Task prompt
Nothing in the entries should change; repeat them exactly.

[Opening Excerpted records section]

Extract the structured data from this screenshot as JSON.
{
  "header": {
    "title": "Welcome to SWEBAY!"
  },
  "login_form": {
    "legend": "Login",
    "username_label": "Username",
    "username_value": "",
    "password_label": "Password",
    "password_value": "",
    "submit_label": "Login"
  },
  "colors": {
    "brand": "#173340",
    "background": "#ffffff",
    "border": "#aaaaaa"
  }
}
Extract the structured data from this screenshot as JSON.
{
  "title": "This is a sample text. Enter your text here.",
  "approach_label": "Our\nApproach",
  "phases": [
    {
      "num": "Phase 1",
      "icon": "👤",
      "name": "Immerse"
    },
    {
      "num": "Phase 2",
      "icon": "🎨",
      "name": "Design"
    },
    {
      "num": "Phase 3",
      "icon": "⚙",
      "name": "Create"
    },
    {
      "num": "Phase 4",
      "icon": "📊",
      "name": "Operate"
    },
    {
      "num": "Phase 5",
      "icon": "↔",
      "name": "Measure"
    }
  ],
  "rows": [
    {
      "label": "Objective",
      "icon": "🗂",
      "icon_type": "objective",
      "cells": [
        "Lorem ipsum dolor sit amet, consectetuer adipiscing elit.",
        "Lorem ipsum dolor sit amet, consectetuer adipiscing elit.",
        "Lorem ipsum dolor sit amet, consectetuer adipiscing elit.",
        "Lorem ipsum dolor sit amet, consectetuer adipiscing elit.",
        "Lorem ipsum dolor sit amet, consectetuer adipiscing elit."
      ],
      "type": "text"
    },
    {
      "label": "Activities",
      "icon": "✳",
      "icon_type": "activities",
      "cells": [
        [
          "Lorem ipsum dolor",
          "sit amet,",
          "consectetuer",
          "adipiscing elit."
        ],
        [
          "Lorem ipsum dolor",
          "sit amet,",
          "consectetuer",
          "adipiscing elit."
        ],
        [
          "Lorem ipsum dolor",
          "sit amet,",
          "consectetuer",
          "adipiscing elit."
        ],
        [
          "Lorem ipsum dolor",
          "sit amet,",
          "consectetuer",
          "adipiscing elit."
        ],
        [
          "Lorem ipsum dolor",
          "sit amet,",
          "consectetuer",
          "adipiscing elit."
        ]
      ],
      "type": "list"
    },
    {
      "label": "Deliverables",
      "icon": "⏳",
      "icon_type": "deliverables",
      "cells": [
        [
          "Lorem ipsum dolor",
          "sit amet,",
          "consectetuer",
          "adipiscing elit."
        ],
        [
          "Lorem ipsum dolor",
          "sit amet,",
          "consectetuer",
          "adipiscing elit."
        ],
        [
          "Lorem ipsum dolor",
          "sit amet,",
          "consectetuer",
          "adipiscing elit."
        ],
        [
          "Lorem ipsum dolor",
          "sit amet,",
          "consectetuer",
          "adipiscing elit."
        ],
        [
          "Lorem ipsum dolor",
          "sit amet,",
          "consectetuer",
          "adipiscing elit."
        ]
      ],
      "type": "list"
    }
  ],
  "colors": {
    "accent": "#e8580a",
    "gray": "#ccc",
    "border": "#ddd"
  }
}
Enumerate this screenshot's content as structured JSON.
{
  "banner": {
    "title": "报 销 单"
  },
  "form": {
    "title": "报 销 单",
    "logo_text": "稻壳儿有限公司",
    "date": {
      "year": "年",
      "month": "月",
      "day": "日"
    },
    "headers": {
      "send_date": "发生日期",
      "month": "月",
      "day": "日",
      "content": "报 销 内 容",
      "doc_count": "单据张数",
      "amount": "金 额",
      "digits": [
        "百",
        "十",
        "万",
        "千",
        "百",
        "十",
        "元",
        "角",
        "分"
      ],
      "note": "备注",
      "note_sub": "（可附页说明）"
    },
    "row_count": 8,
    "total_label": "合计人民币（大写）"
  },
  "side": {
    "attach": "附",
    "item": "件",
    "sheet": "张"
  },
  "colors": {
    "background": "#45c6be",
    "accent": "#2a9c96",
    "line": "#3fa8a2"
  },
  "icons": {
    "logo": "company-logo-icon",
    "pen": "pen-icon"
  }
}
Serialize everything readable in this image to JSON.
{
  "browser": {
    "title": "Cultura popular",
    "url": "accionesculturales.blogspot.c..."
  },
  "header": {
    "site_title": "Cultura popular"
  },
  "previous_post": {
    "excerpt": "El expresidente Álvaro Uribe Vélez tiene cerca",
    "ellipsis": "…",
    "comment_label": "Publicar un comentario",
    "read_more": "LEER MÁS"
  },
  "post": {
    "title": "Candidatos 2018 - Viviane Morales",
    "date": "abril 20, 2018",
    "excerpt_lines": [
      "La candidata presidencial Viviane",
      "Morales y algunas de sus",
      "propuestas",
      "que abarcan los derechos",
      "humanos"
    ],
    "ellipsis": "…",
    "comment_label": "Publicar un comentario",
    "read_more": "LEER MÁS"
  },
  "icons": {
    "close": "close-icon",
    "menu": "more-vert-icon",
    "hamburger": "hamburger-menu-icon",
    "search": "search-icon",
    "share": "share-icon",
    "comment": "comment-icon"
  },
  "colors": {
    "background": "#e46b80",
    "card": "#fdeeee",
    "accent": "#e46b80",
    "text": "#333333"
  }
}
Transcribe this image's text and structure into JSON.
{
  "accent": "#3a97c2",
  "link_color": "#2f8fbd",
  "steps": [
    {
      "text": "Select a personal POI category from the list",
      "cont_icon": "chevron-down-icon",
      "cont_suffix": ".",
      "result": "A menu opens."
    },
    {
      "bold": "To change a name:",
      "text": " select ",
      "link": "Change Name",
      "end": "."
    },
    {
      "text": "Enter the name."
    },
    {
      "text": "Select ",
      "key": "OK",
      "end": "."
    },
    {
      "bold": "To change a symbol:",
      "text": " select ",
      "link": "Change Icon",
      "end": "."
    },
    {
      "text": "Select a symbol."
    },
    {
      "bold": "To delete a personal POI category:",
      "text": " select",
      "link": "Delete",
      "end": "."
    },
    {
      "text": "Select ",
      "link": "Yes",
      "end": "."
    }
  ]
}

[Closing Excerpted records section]

Solution to this problem
Extract the structured data from this screenshot as JSON.
{
  "header": {
    "title": "Welcome to SWEBAY!"
  },
  "login_form": {
    "legend": "Login",
    "username_label": "Username",
    "username_value": "",
    "password_label": "Password",
    "password_value": "",
    "submit_label": "Login"
  },
  "colors": {
    "brand": "#173340",
    "background": "#ffffff",
    "border": "#aaaaaa"
  }
}
Extract the structured data from this screenshot as JSON.
{
  "title": "This is a sample text. Enter your text here.",
  "approach_label": "Our\nApproach",
  "phases": [
    {
      "num": "Phase 1",
      "icon": "👤",
      "name": "Immerse"
    },
    {
      "num": "Phase 2",
      "icon": "🎨",
      "name": "Design"
    },
    {
      "num": "Phase 3",
      "icon": "⚙",
      "name": "Create"
    },
    {
      "num": "Phase 4",
      "icon": "📊",
      "name": "Operate"
    },
    {
      "num": "Phase 5",
      "icon": "↔",
      "name": "Measure"
    }
  ],
  "rows": [
    {
      "label": "Objective",
      "icon": "🗂",
      "icon_type": "objective",
      "cells": [
        "Lorem ipsum dolor sit amet, consectetuer adipiscing elit.",
        "Lorem ipsum dolor sit amet, consectetuer adipiscing elit.",
        "Lorem ipsum dolor sit amet, consectetuer adipiscing elit.",
        "Lorem ipsum dolor sit amet, consectetuer adipiscing elit.",
        "Lorem ipsum dolor sit amet, consectetuer adipiscing elit."
      ],
      "type": "text"
    },
    {
      "label": "Activities",
      "icon": "✳",
      "icon_type": "activities",
      "cells": [
        [
          "Lorem ipsum dolor",
          "sit amet,",
          "consectetuer",
          "adipiscing elit."
        ],
        [
          "Lorem ipsum dolor",
          "sit amet,",
          "consectetuer",
          "adipiscing elit."
        ],
        [
          "Lorem ipsum dolor",
          "sit amet,",
          "consectetuer",
          "adipiscing elit."
        ],
        [
          "Lorem ipsum dolor",
          "sit amet,",
          "consectetuer",
          "adipiscing elit."
        ],
        [
          "Lorem ipsum dolor",
          "sit amet,",
          "consectetuer",
          "adipiscing elit."
        ]
      ],
      "type": "list"
    },
    {
      "label": "Deliverables",
      "icon": "⏳",
      "icon_type": "deliverables",
      "cells": [
        [
          "Lorem ipsum dolor",
          "sit amet,",
          "consectetuer",
          "adipiscing elit."
        ],
        [
          "Lorem ipsum dolor",
          "sit amet,",
          "consectetuer",
          "adipiscing elit."
        ],
        [
          "Lorem ipsum dolor",
          "sit amet,",
          "consectetuer",
          "adipiscing elit."
        ],
        [
          "Lorem ipsum dolor",
          "sit amet,",
          "consectetuer",
          "adipiscing elit."
        ],
        [
          "Lorem ipsum dolor",
          "sit amet,",
          "consectetuer",
          "adipiscing elit."
        ]
      ],
      "type": "list"
    }
  ],
  "colors": {
    "accent": "#e8580a",
    "gray": "#ccc",
    "border": "#ddd"
  }
}
Enumerate this screenshot's content as structured JSON.
{
  "banner": {
    "title": "报 销 单"
  },
  "form": {
    "title": "报 销 单",
    "logo_text": "稻壳儿有限公司",
    "date": {
      "year": "年",
      "month": "月",
      "day": "日"
    },
    "headers": {
      "send_date": "发生日期",
      "month": "月",
      "day": "日",
      "content": "报 销 内 容",
      "doc_count": "单据张数",
      "amount": "金 额",
      "digits": [
        "百",
        "十",
        "万",
        "千",
        "百",
        "十",
        "元",
        "角",
        "分"
      ],
      "note": "备注",
      "note_sub": "（可附页说明）"
    },
    "row_count": 8,
    "total_label": "合计人民币（大写）"
  },
  "side": {
    "attach": "附",
    "item": "件",
    "sheet": "张"
  },
  "colors": {
    "background": "#45c6be",
    "accent": "#2a9c96",
    "line": "#3fa8a2"
  },
  "icons": {
    "logo": "company-logo-icon",
    "pen": "pen-icon"
  }
}
Serialize everything readable in this image to JSON.
{
  "browser": {
    "title": "Cultura popular",
    "url": "accionesculturales.blogspot.c..."
  },
  "header": {
    "site_title": "Cultura popular"
  },
  "previous_post": {
    "excerpt": "El expresidente Álvaro Uribe Vélez tiene cerca",
    "ellipsis": "…",
    "comment_label": "Publicar un comentario",
    "read_more": "LEER MÁS"
  },
  "post": {
    "title": "Candidatos 2018 - Viviane Morales",
    "date": "abril 20, 2018",
    "excerpt_lines": [
      "La candidata presidencial Viviane",
      "Morales y algunas de sus",
      "propuestas",
      "que abarcan los derechos",
      "humanos"
    ],
    "ellipsis": "…",
    "comment_label": "Publicar un comentario",
    "read_more": "LEER MÁS"
  },
  "icons": {
    "close": "close-icon",
    "menu": "more-vert-icon",
    "hamburger": "hamburger-menu-icon",
    "search": "search-icon",
    "share": "share-icon",
    "comment": "comment-icon"
  },
  "colors": {
    "background": "#e46b80",
    "card": "#fdeeee",
    "accent": "#e46b80",
    "text": "#333333"
  }
}
Transcribe this image's text and structure into JSON.
{
  "accent": "#3a97c2",
  "link_color": "#2f8fbd",
  "steps": [
    {
      "text": "Select a personal POI category from the list",
      "cont_icon": "chevron-down-icon",
      "cont_suffix": ".",
      "result": "A menu opens."
    },
    {
      "bold": "To change a name:",
      "text": " select ",
      "link": "Change Name",
      "end": "."
    },
    {
      "text": "Enter the name."
    },
    {
      "text": "Select ",
      "key": "OK",
      "end": "."
    },
    {
      "bold": "To change a symbol:",
      "text": " select ",
      "link": "Change Icon",
      "end": "."
    },
    {
      "text": "Select a symbol."
    },
    {
      "bold": "To delete a personal POI category:",
      "text": " select",
      "link": "Delete",
      "end": "."
    },
    {
      "text": "Select ",
      "link": "Yes",
      "end": "."
    }
  ]
}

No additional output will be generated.